Stored items from a collection:

━━━━━━

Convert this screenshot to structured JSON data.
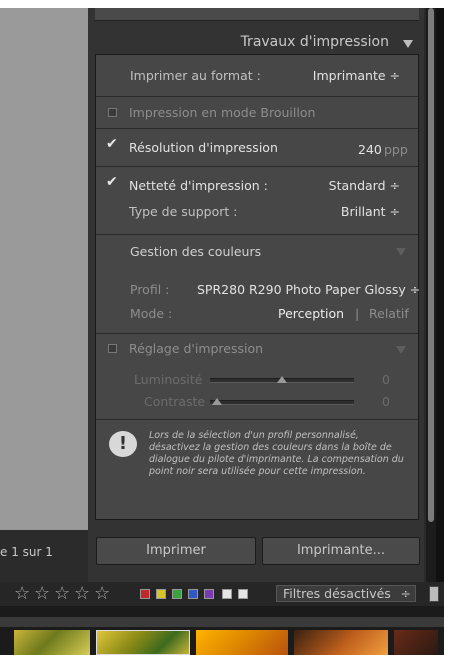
{
  "panel": {
    "title": "Travaux d'impression",
    "print_format_label": "Imprimer au format :",
    "print_format_value": "Imprimante ÷",
    "draft_mode_label": "Impression en mode Brouillon",
    "resolution_label": "Résolution d'impression",
    "resolution_value": "240",
    "resolution_unit": "ppp",
    "sharpen_label": "Netteté d'impression :",
    "sharpen_value": "Standard ÷",
    "media_label": "Type de support :",
    "media_value": "Brillant ÷",
    "color_mgmt_title": "Gestion des couleurs",
    "profile_label": "Profil :",
    "profile_value": "SPR280 R290 Photo Paper Glossy ÷",
    "mode_label": "Mode :",
    "mode_perception": "Perception",
    "mode_separator": "|",
    "mode_relative": "Relatif",
    "print_adjust_label": "Réglage d'impression",
    "brightness_label": "Luminosité",
    "brightness_value": "0",
    "contrast_label": "Contraste",
    "contrast_value": "0",
    "info_text": "Lors de la sélection d'un profil personnalisé, désactivez la gestion des couleurs dans la boîte de dialogue du pilote d'imprimante. La compensation du point noir sera utilisée pour cette impression."
  },
  "controls": {
    "draft_checked": false,
    "resolution_checked": true,
    "sharpen_checked": true,
    "print_adjust_checked": false,
    "brightness_level": 0.5,
    "contrast_level": 0.05
  },
  "buttons": {
    "print": "Imprimer",
    "printer": "Imprimante..."
  },
  "page_indicator": "e 1 sur 1",
  "filter": {
    "value": "Filtres désactivés",
    "arrow": "÷"
  },
  "colors": {
    "swatches": [
      "#c0282a",
      "#d6c52a",
      "#3ba33b",
      "#3257c4",
      "#7a3bb0",
      "#e6e6e6",
      "#e6e6e6"
    ]
  },
  "icons": {
    "collapse": "triangle-down-icon",
    "info": "exclamation-icon",
    "star": "star-icon"
  }
}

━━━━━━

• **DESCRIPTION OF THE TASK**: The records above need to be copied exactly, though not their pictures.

• **OUTPUT**:
Convert this screenshot to structured JSON data.
{
  "panel": {
    "title": "Travaux d'impression",
    "print_format_label": "Imprimer au format :",
    "print_format_value": "Imprimante ÷",
    "draft_mode_label": "Impression en mode Brouillon",
    "resolution_label": "Résolution d'impression",
    "resolution_value": "240",
    "resolution_unit": "ppp",
    "sharpen_label": "Netteté d'impression :",
    "sharpen_value": "Standard ÷",
    "media_label": "Type de support :",
    "media_value": "Brillant ÷",
    "color_mgmt_title": "Gestion des couleurs",
    "profile_label": "Profil :",
    "profile_value": "SPR280 R290 Photo Paper Glossy ÷",
    "mode_label": "Mode :",
    "mode_perception": "Perception",
    "mode_separator": "|",
    "mode_relative": "Relatif",
    "print_adjust_label": "Réglage d'impression",
    "brightness_label": "Luminosité",
    "brightness_value": "0",
    "contrast_label": "Contraste",
    "contrast_value": "0",
    "info_text": "Lors de la sélection d'un profil personnalisé, désactivez la gestion des couleurs dans la boîte de dialogue du pilote d'imprimante. La compensation du point noir sera utilisée pour cette impression."
  },
  "controls": {
    "draft_checked": false,
    "resolution_checked": true,
    "sharpen_checked": true,
    "print_adjust_checked": false,
    "brightness_level": 0.5,
    "contrast_level": 0.05
  },
  "buttons": {
    "print": "Imprimer",
    "printer": "Imprimante..."
  },
  "page_indicator": "e 1 sur 1",
  "filter": {
    "value": "Filtres désactivés",
    "arrow": "÷"
  },
  "colors": {
    "swatches": [
      "#c0282a",
      "#d6c52a",
      "#3ba33b",
      "#3257c4",
      "#7a3bb0",
      "#e6e6e6",
      "#e6e6e6"
    ]
  },
  "icons": {
    "collapse": "triangle-down-icon",
    "info": "exclamation-icon",
    "star": "star-icon"
  }
}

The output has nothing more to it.